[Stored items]
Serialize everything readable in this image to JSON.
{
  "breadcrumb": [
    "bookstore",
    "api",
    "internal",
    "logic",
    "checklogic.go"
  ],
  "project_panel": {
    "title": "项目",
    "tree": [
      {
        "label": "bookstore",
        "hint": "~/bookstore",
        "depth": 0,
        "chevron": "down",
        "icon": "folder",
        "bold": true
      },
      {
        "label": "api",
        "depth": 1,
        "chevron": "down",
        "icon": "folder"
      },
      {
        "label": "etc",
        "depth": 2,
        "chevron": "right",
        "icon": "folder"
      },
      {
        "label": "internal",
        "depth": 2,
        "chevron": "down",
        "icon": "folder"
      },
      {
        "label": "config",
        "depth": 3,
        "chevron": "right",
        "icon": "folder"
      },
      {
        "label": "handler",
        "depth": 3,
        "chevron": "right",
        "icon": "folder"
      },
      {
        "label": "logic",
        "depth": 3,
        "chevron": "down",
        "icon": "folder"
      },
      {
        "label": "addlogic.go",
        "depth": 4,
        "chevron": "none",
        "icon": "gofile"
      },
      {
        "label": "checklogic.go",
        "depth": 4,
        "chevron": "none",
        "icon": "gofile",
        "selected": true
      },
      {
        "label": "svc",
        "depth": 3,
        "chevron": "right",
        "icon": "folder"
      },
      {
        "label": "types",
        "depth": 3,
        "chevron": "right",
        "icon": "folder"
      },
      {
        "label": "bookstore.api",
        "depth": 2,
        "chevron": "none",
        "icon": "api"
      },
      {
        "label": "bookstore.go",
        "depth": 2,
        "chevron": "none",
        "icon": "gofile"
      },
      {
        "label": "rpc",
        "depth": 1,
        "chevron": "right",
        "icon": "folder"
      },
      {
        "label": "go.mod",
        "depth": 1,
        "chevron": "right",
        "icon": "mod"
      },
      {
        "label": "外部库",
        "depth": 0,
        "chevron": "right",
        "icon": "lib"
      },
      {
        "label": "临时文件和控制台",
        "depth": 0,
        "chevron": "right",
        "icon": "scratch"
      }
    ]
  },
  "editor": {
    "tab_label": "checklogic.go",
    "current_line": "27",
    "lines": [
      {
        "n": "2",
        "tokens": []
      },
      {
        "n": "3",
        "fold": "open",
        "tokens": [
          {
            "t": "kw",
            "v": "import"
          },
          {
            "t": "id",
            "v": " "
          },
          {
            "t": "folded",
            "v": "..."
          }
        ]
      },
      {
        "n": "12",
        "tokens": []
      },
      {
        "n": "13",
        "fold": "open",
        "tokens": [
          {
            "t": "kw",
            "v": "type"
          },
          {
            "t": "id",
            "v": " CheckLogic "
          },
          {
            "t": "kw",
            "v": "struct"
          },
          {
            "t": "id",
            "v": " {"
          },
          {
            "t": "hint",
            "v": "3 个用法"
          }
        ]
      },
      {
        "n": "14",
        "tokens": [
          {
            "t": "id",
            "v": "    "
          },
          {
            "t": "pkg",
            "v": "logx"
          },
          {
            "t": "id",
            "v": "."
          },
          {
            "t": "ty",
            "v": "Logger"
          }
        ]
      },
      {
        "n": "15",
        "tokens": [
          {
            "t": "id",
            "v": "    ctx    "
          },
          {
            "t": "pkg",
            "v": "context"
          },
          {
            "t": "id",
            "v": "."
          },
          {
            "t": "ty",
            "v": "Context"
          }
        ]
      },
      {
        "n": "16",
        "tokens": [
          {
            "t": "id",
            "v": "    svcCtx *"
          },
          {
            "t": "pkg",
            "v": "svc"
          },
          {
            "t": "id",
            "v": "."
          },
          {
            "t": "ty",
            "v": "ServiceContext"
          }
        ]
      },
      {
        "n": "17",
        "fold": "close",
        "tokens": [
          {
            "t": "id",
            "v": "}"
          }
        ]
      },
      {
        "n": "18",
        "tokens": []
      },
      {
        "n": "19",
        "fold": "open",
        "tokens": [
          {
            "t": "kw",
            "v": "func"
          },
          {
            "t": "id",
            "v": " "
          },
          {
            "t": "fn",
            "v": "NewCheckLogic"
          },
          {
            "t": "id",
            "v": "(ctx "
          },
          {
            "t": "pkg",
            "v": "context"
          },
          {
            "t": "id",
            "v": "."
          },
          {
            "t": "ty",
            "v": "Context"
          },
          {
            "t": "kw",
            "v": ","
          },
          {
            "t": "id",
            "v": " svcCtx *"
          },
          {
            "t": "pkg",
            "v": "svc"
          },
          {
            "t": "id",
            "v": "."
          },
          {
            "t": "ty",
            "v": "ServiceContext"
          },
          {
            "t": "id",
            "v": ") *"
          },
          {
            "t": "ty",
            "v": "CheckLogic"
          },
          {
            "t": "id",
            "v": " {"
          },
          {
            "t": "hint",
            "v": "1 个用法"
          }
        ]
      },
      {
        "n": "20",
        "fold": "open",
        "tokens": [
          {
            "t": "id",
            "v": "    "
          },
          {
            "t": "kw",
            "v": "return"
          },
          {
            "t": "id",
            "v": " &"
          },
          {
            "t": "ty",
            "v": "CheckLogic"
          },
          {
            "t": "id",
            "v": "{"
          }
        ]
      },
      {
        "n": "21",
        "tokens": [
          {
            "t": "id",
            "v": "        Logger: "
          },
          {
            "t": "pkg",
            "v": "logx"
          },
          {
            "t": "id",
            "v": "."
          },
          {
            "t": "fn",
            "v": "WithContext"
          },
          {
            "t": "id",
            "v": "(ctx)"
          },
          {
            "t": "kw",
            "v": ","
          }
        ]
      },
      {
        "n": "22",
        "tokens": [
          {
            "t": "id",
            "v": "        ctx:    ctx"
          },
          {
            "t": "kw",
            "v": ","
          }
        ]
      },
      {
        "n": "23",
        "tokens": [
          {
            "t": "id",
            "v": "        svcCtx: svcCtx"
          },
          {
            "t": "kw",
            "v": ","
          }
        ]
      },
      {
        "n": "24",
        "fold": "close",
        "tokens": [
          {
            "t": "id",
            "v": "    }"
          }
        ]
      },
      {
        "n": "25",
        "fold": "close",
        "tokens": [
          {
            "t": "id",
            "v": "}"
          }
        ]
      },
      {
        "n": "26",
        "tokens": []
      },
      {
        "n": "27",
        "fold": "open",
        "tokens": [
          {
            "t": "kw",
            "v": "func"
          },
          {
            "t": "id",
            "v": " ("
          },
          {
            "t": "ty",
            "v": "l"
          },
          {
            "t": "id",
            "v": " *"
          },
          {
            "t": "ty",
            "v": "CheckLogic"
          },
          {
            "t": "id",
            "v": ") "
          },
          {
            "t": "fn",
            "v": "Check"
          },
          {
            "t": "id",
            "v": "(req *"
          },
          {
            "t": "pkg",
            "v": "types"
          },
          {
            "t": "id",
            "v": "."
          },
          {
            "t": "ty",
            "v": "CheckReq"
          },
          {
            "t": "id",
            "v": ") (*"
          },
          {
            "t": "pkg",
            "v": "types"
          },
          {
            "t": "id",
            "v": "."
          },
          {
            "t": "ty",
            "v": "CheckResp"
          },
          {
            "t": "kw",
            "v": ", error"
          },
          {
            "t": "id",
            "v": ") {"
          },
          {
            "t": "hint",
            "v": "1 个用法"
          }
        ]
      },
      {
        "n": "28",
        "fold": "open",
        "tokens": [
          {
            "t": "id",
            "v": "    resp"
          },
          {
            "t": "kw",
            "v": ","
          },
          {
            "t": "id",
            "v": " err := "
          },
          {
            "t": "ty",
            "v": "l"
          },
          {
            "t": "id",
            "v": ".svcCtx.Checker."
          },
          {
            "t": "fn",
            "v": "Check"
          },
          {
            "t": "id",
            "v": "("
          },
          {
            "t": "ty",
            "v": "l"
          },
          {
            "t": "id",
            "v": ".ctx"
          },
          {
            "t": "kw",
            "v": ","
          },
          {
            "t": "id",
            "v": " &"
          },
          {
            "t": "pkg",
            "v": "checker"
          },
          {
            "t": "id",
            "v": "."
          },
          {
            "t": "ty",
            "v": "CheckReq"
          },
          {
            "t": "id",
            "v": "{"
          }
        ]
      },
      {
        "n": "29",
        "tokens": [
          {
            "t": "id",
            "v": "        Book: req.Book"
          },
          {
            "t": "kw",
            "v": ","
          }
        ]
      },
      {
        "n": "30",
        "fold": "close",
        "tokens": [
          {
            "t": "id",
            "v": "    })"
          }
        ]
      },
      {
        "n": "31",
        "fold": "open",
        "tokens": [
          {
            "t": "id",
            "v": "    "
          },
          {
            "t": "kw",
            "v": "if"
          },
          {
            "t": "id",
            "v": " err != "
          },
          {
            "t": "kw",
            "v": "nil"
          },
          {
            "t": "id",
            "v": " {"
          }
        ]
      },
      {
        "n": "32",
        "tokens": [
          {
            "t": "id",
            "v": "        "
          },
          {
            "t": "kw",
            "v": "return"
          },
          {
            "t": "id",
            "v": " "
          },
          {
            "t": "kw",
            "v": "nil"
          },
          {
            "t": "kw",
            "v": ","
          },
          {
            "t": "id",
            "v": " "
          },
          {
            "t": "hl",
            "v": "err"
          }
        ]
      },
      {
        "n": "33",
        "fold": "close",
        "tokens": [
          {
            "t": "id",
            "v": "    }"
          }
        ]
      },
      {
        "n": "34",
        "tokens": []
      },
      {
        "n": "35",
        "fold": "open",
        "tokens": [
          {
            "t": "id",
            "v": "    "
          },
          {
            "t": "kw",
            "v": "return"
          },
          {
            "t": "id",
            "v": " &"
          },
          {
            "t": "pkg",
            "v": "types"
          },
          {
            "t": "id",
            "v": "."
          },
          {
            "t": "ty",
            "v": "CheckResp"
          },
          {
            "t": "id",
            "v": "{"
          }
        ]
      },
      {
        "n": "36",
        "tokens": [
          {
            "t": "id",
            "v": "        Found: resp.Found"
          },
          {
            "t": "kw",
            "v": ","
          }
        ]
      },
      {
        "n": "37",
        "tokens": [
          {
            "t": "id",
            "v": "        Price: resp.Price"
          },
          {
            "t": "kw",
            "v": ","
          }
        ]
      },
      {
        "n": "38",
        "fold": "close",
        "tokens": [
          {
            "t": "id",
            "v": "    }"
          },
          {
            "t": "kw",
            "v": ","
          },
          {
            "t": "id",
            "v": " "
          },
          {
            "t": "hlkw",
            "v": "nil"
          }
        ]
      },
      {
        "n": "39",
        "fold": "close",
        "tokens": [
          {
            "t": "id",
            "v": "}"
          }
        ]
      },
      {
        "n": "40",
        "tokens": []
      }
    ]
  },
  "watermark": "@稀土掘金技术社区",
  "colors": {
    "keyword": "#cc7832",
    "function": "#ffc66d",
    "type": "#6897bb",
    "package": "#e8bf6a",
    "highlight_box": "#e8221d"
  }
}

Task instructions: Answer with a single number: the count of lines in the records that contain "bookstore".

Answer: 5